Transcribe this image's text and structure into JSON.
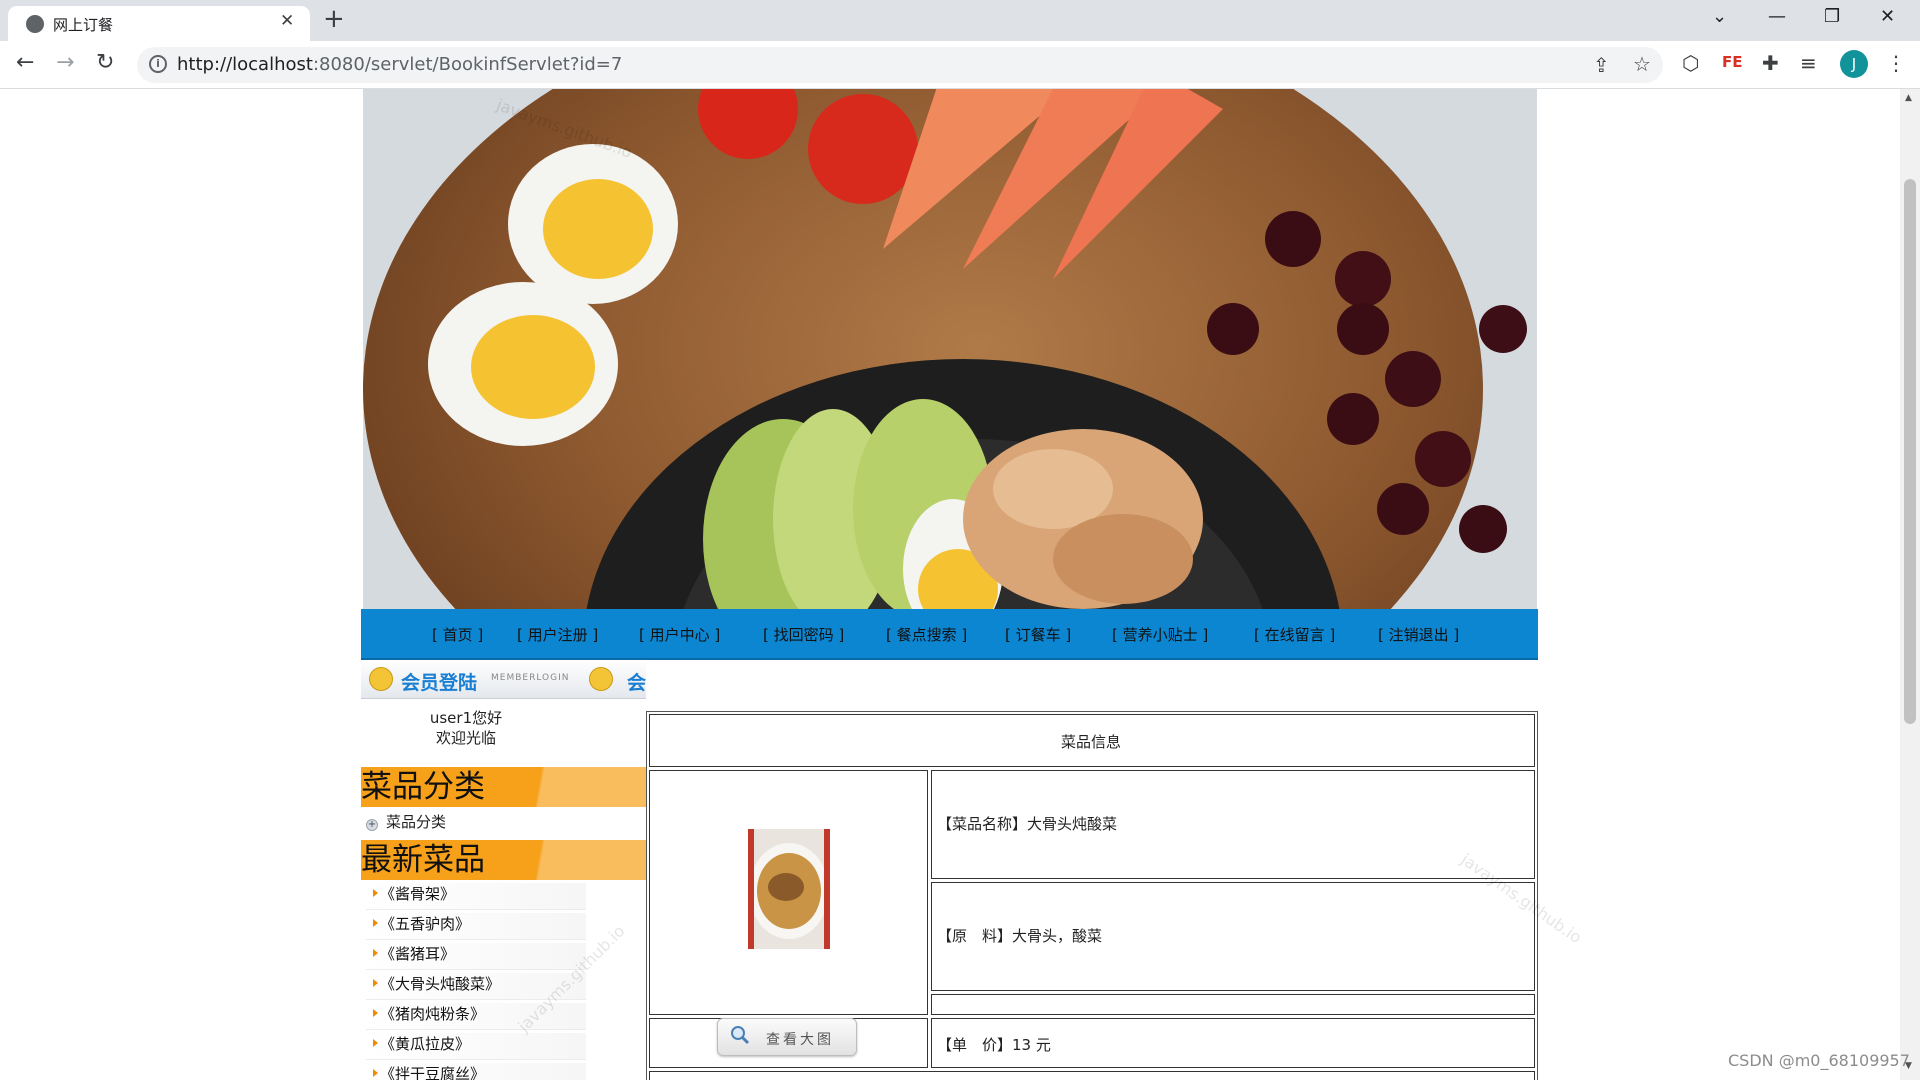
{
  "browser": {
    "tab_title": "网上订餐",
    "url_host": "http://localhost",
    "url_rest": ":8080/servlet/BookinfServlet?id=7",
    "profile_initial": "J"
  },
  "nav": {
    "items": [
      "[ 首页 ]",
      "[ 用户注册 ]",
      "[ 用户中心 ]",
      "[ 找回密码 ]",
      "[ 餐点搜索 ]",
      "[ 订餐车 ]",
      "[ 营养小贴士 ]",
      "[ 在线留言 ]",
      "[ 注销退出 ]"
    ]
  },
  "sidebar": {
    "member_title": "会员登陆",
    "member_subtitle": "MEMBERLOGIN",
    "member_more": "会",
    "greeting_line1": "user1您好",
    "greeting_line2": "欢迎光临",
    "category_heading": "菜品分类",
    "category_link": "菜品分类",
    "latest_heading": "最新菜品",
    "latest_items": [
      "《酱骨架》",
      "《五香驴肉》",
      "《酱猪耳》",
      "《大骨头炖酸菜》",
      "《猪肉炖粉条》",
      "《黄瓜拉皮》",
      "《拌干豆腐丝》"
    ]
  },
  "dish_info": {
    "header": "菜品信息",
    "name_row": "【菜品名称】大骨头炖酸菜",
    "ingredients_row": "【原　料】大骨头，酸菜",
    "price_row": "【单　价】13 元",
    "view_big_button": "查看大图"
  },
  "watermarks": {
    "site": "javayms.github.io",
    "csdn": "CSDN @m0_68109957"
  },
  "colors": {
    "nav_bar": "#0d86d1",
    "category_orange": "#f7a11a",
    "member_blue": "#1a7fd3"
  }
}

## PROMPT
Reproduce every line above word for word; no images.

## ANSWER
Transcribe this image's text and structure into JSON.
{
  "browser": {
    "tab_title": "网上订餐",
    "url_host": "http://localhost",
    "url_rest": ":8080/servlet/BookinfServlet?id=7",
    "profile_initial": "J"
  },
  "nav": {
    "items": [
      "[ 首页 ]",
      "[ 用户注册 ]",
      "[ 用户中心 ]",
      "[ 找回密码 ]",
      "[ 餐点搜索 ]",
      "[ 订餐车 ]",
      "[ 营养小贴士 ]",
      "[ 在线留言 ]",
      "[ 注销退出 ]"
    ]
  },
  "sidebar": {
    "member_title": "会员登陆",
    "member_subtitle": "MEMBERLOGIN",
    "member_more": "会",
    "greeting_line1": "user1您好",
    "greeting_line2": "欢迎光临",
    "category_heading": "菜品分类",
    "category_link": "菜品分类",
    "latest_heading": "最新菜品",
    "latest_items": [
      "《酱骨架》",
      "《五香驴肉》",
      "《酱猪耳》",
      "《大骨头炖酸菜》",
      "《猪肉炖粉条》",
      "《黄瓜拉皮》",
      "《拌干豆腐丝》"
    ]
  },
  "dish_info": {
    "header": "菜品信息",
    "name_row": "【菜品名称】大骨头炖酸菜",
    "ingredients_row": "【原　料】大骨头，酸菜",
    "price_row": "【单　价】13 元",
    "view_big_button": "查看大图"
  },
  "watermarks": {
    "site": "javayms.github.io",
    "csdn": "CSDN @m0_68109957"
  },
  "colors": {
    "nav_bar": "#0d86d1",
    "category_orange": "#f7a11a",
    "member_blue": "#1a7fd3"
  }
}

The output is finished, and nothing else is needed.